◆ Items from a dataset:
_ _ _
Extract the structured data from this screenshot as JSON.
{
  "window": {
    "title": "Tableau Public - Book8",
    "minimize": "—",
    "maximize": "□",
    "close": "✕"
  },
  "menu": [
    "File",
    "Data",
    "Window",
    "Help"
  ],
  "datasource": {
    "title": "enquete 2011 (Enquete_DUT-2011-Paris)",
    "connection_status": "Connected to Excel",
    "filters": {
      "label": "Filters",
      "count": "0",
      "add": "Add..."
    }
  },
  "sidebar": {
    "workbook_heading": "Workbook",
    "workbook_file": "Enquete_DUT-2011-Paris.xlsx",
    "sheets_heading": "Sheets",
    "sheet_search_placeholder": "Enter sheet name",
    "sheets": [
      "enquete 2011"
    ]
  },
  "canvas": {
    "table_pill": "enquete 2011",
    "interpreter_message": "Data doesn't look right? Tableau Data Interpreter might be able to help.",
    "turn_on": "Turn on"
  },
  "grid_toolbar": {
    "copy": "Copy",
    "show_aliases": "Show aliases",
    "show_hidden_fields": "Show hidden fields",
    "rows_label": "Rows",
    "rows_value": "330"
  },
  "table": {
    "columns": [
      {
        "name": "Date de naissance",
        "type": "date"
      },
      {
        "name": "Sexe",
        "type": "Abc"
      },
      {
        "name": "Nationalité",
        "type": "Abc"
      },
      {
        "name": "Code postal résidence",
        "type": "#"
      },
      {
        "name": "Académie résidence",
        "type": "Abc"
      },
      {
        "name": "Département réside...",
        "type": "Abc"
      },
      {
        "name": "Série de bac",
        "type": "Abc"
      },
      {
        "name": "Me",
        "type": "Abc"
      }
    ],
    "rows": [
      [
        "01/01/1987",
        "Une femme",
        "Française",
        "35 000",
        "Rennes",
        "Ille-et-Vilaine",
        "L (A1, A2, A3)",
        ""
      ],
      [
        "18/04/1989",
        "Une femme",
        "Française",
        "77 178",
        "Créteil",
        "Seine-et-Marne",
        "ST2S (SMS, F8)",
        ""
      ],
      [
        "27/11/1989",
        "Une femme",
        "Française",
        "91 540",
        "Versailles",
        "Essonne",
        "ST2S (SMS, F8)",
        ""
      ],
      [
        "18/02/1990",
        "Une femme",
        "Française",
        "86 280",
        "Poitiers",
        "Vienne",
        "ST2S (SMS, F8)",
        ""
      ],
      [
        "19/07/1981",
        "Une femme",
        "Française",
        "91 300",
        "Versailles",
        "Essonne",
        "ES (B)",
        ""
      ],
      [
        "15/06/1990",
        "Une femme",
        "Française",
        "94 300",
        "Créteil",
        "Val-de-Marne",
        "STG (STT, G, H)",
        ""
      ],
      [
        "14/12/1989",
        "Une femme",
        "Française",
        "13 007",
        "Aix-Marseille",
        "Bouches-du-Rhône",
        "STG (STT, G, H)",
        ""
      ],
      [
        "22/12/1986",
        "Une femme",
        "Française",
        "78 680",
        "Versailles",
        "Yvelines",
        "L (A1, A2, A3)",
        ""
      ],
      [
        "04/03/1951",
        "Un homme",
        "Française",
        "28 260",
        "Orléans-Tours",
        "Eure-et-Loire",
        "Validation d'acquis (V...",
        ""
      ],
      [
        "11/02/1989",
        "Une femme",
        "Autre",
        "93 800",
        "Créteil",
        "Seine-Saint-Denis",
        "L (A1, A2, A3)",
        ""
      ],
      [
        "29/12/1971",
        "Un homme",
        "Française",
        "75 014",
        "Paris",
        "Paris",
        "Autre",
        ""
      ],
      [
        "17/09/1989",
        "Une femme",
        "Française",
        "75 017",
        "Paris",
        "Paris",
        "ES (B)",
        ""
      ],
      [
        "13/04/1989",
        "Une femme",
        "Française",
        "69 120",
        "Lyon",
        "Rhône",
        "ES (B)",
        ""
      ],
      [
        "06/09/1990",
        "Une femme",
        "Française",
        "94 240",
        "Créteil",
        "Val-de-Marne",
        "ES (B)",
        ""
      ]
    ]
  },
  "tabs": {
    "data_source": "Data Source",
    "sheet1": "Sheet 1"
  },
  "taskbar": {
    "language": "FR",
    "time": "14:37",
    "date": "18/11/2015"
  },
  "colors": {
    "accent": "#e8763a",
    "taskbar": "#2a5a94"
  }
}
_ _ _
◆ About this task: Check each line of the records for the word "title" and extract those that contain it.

◆ Solved problem:
    "title": "Tableau Public - Book8",
    "title": "enquete 2011 (Enquete_DUT-2011-Paris)",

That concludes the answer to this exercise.